▽

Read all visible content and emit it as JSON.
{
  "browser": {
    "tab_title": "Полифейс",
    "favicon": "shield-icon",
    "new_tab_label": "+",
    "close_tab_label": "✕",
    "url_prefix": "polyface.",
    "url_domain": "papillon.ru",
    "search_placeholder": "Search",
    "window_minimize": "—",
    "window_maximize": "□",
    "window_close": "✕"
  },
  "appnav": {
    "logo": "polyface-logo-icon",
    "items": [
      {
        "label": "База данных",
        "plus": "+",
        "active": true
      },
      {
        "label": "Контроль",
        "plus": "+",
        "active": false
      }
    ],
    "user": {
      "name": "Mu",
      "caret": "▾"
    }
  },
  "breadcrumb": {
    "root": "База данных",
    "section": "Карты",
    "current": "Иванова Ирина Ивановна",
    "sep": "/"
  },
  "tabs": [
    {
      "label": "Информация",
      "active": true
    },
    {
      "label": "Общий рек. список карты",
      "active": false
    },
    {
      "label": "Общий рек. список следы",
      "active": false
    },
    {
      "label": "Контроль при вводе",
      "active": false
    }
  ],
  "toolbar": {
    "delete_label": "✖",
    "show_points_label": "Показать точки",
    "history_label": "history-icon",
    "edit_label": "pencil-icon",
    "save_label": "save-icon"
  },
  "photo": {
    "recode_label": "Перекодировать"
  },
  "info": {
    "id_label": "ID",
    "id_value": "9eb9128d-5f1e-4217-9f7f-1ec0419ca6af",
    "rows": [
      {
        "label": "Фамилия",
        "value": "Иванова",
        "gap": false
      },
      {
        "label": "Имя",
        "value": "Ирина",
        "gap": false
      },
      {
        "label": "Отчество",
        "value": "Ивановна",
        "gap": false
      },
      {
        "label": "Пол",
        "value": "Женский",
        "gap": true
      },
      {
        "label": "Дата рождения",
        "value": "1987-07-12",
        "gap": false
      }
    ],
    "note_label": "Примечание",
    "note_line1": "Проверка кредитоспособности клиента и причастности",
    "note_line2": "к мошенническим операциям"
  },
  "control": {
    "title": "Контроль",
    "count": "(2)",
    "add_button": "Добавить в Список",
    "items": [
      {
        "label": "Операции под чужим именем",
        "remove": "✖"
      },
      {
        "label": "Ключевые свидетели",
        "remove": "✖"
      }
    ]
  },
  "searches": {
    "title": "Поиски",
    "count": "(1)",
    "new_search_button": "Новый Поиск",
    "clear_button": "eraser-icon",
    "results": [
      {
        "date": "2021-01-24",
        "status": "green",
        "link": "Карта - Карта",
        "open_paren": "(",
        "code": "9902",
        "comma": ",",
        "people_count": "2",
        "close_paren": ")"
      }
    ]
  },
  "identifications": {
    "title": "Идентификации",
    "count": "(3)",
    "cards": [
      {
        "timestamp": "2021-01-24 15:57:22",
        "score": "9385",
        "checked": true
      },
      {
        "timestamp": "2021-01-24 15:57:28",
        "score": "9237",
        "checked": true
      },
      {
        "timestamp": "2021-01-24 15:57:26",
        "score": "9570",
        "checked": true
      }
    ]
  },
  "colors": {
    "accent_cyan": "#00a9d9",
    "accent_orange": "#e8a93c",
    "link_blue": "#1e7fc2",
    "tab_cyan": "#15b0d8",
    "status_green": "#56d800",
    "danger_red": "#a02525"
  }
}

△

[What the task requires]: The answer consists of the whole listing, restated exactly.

[Task result]:
Read all visible content and emit it as JSON.
{
  "browser": {
    "tab_title": "Полифейс",
    "favicon": "shield-icon",
    "new_tab_label": "+",
    "close_tab_label": "✕",
    "url_prefix": "polyface.",
    "url_domain": "papillon.ru",
    "search_placeholder": "Search",
    "window_minimize": "—",
    "window_maximize": "□",
    "window_close": "✕"
  },
  "appnav": {
    "logo": "polyface-logo-icon",
    "items": [
      {
        "label": "База данных",
        "plus": "+",
        "active": true
      },
      {
        "label": "Контроль",
        "plus": "+",
        "active": false
      }
    ],
    "user": {
      "name": "Mu",
      "caret": "▾"
    }
  },
  "breadcrumb": {
    "root": "База данных",
    "section": "Карты",
    "current": "Иванова Ирина Ивановна",
    "sep": "/"
  },
  "tabs": [
    {
      "label": "Информация",
      "active": true
    },
    {
      "label": "Общий рек. список карты",
      "active": false
    },
    {
      "label": "Общий рек. список следы",
      "active": false
    },
    {
      "label": "Контроль при вводе",
      "active": false
    }
  ],
  "toolbar": {
    "delete_label": "✖",
    "show_points_label": "Показать точки",
    "history_label": "history-icon",
    "edit_label": "pencil-icon",
    "save_label": "save-icon"
  },
  "photo": {
    "recode_label": "Перекодировать"
  },
  "info": {
    "id_label": "ID",
    "id_value": "9eb9128d-5f1e-4217-9f7f-1ec0419ca6af",
    "rows": [
      {
        "label": "Фамилия",
        "value": "Иванова",
        "gap": false
      },
      {
        "label": "Имя",
        "value": "Ирина",
        "gap": false
      },
      {
        "label": "Отчество",
        "value": "Ивановна",
        "gap": false
      },
      {
        "label": "Пол",
        "value": "Женский",
        "gap": true
      },
      {
        "label": "Дата рождения",
        "value": "1987-07-12",
        "gap": false
      }
    ],
    "note_label": "Примечание",
    "note_line1": "Проверка кредитоспособности клиента и причастности",
    "note_line2": "к мошенническим операциям"
  },
  "control": {
    "title": "Контроль",
    "count": "(2)",
    "add_button": "Добавить в Список",
    "items": [
      {
        "label": "Операции под чужим именем",
        "remove": "✖"
      },
      {
        "label": "Ключевые свидетели",
        "remove": "✖"
      }
    ]
  },
  "searches": {
    "title": "Поиски",
    "count": "(1)",
    "new_search_button": "Новый Поиск",
    "clear_button": "eraser-icon",
    "results": [
      {
        "date": "2021-01-24",
        "status": "green",
        "link": "Карта - Карта",
        "open_paren": "(",
        "code": "9902",
        "comma": ",",
        "people_count": "2",
        "close_paren": ")"
      }
    ]
  },
  "identifications": {
    "title": "Идентификации",
    "count": "(3)",
    "cards": [
      {
        "timestamp": "2021-01-24 15:57:22",
        "score": "9385",
        "checked": true
      },
      {
        "timestamp": "2021-01-24 15:57:28",
        "score": "9237",
        "checked": true
      },
      {
        "timestamp": "2021-01-24 15:57:26",
        "score": "9570",
        "checked": true
      }
    ]
  },
  "colors": {
    "accent_cyan": "#00a9d9",
    "accent_orange": "#e8a93c",
    "link_blue": "#1e7fc2",
    "tab_cyan": "#15b0d8",
    "status_green": "#56d800",
    "danger_red": "#a02525"
  }
}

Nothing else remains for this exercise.